Purpose – How should researchers navigate and interpret the moral emotions evoked in them in research on trauma? In this reflective essay, the authors discuss their experience as researchers on moral injury (MI) in veterans and police personnel in the Netherlands. Stories of MI usually do not allow for a clear-cut categorization of the affected person as a victim or perpetrator. This ambivalence, in fact, is explicitly part of the concept of MI. It means however that researchers face complicated psychological, ethical and methodological challenges during research on MI.

Forgiveness : A Key Component of Healing From Moral Injury

Service members and veterans can be exposed to potentially traumatic and morally injurious experiences (PMIEs) including participating in, witnessing, or failing to prevent an act(s) that transgresses their core beliefs. Violation of one's deeply held morals and values can be profoundly distressing and shatter one's sense of self at the deepest level. Relationships with self, others, the world, and for some, the Sacred, can also be fractured. Post-Traumatic Stress Disorder (PTSD) and/or Moral Injury (MI) can result.

Living alongside past trauma : Lived experiencesof Australian grandchildren of Holocaust survivors


We explore the experience of intergenerational transmission of trauma in grandchildren of Holocaust survivors.



Impacts of mass and collective trauma may exceed those initially affected to include the survivor's extended family and, thus, impact families for generations to come. Understanding these impacts is paramount to developing interventions and support programs for the survivors and their families.



Defining and Assessing the Syndrome of Moral Injury : Initial Findings of the Moral Injury Outcome Scale Consortium

Potentially morally injurious events (PMIEs) entail acts of commission (e.g., cruelty, proscribed or prescribed violence) or omission (e.g., high stakes failure to protect others) and bearing witness (e.g., to grave inhumanity, to the gruesome aftermath of violence), or being the victim of others' acts of commission (e.g., high stakes trust violations) or omission (e.g., being the victim of grave individual or systemic failures to protect) that transgress deeply held beliefs and expectations about right and wrong.

Moral Injury and Recovery in Uniformed Professionals : Lessons From Conversations Among International Students and Experts
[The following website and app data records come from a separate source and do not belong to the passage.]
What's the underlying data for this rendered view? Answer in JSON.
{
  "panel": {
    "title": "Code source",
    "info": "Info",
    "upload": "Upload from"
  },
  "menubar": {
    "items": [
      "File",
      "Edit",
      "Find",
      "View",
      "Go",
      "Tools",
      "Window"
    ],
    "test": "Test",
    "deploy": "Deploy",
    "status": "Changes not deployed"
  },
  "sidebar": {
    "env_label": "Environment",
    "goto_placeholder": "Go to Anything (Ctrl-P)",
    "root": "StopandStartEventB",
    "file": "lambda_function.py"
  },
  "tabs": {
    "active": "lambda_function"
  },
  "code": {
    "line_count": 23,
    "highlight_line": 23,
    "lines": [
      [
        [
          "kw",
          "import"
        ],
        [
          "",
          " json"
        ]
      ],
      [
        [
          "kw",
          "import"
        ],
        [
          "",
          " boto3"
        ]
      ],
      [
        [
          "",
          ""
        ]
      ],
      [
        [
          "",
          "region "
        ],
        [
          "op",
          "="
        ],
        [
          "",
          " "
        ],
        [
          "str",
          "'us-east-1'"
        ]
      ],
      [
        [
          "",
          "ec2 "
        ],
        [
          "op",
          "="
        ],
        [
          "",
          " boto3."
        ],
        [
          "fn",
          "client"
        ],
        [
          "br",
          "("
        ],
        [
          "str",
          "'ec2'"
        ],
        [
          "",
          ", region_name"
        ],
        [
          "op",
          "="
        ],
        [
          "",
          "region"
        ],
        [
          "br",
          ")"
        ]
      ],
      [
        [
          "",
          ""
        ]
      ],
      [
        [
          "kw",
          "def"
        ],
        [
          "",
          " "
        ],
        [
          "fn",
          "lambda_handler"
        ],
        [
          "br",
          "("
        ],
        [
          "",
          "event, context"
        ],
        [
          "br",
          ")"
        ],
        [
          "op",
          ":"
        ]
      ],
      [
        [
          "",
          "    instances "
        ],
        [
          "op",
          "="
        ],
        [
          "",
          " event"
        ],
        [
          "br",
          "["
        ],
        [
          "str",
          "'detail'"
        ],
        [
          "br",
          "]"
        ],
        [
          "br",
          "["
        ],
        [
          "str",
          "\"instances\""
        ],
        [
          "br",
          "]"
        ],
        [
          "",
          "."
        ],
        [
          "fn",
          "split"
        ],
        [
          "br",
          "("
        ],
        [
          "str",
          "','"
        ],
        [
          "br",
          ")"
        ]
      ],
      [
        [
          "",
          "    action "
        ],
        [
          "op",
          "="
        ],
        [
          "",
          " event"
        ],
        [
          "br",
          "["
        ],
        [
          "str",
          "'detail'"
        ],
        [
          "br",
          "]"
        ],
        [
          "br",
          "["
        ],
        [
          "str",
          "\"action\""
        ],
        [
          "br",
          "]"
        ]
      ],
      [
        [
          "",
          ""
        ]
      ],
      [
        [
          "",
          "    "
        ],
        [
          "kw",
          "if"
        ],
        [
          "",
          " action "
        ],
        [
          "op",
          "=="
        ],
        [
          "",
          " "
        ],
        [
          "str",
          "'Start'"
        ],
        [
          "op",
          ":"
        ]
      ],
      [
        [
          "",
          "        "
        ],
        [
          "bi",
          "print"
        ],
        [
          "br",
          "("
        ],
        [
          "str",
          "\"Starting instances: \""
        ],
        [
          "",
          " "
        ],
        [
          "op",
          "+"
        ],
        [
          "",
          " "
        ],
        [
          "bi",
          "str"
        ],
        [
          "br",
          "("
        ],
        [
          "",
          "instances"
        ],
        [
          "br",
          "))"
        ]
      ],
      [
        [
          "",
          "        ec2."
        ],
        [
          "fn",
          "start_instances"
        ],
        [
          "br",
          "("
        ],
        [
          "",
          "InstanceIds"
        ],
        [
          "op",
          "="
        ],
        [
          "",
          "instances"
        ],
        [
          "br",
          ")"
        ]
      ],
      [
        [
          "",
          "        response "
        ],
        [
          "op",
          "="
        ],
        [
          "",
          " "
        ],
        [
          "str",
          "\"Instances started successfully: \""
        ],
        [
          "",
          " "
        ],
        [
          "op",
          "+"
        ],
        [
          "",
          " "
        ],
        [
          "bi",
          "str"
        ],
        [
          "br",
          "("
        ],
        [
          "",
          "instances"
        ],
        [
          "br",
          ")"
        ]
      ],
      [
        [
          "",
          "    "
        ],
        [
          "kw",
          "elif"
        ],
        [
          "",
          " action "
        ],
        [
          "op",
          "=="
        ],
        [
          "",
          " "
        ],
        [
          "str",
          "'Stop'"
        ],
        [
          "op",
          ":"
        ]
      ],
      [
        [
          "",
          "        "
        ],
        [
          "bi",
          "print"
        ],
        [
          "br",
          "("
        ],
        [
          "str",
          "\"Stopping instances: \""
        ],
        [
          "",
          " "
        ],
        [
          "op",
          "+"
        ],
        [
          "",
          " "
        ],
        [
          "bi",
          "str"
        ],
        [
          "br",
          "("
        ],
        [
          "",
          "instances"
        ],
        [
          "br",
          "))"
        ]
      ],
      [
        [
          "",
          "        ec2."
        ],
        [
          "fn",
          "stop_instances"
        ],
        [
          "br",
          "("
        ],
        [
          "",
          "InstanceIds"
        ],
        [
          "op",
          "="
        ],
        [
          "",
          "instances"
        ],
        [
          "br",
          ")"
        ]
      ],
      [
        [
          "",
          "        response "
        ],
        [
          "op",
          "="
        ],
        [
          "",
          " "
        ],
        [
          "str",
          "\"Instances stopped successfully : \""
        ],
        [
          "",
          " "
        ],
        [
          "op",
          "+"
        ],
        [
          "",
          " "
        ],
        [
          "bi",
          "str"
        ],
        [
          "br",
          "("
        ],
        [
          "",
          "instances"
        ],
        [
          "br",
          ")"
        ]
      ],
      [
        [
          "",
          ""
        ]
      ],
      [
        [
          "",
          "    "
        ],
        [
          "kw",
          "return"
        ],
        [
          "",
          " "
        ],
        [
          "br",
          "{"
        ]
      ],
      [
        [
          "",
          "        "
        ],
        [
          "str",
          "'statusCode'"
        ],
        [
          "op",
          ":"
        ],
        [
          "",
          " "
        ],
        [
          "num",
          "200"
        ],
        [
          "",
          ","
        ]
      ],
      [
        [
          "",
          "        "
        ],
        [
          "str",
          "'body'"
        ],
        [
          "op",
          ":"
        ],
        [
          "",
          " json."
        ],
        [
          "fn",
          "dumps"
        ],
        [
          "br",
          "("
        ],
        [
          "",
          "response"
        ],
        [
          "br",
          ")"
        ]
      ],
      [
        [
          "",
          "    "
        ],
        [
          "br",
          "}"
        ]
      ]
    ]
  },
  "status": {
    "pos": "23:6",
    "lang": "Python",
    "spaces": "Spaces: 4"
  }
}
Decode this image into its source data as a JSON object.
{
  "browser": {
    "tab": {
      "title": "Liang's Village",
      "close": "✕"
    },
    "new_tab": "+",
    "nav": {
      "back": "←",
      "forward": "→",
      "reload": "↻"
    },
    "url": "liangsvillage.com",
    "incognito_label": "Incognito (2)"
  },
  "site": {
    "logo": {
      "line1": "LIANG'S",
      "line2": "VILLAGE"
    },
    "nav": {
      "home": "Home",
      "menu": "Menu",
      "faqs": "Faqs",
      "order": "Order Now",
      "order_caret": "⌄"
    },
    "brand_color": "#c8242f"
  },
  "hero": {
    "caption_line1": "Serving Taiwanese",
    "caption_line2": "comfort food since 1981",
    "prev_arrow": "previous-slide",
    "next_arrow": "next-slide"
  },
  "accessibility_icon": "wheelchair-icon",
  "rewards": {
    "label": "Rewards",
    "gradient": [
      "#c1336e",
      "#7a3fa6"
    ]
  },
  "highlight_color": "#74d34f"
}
Introduction: In the course of service, military members, leaders, and uniformed professionals are at risk of exposure to potentially morally injurious events (PMIEs). Serious mental health consequences including Moral Injury (MI) and Post-traumatic stress disorder (PTSD) can result. Guilt, shame, spiritual/existential conflict, and loss of trust are described as core symptoms of MI. These can overlap with anxiety, anger, re-experiencing, self-harm, and social problems commonly seen in PTSD.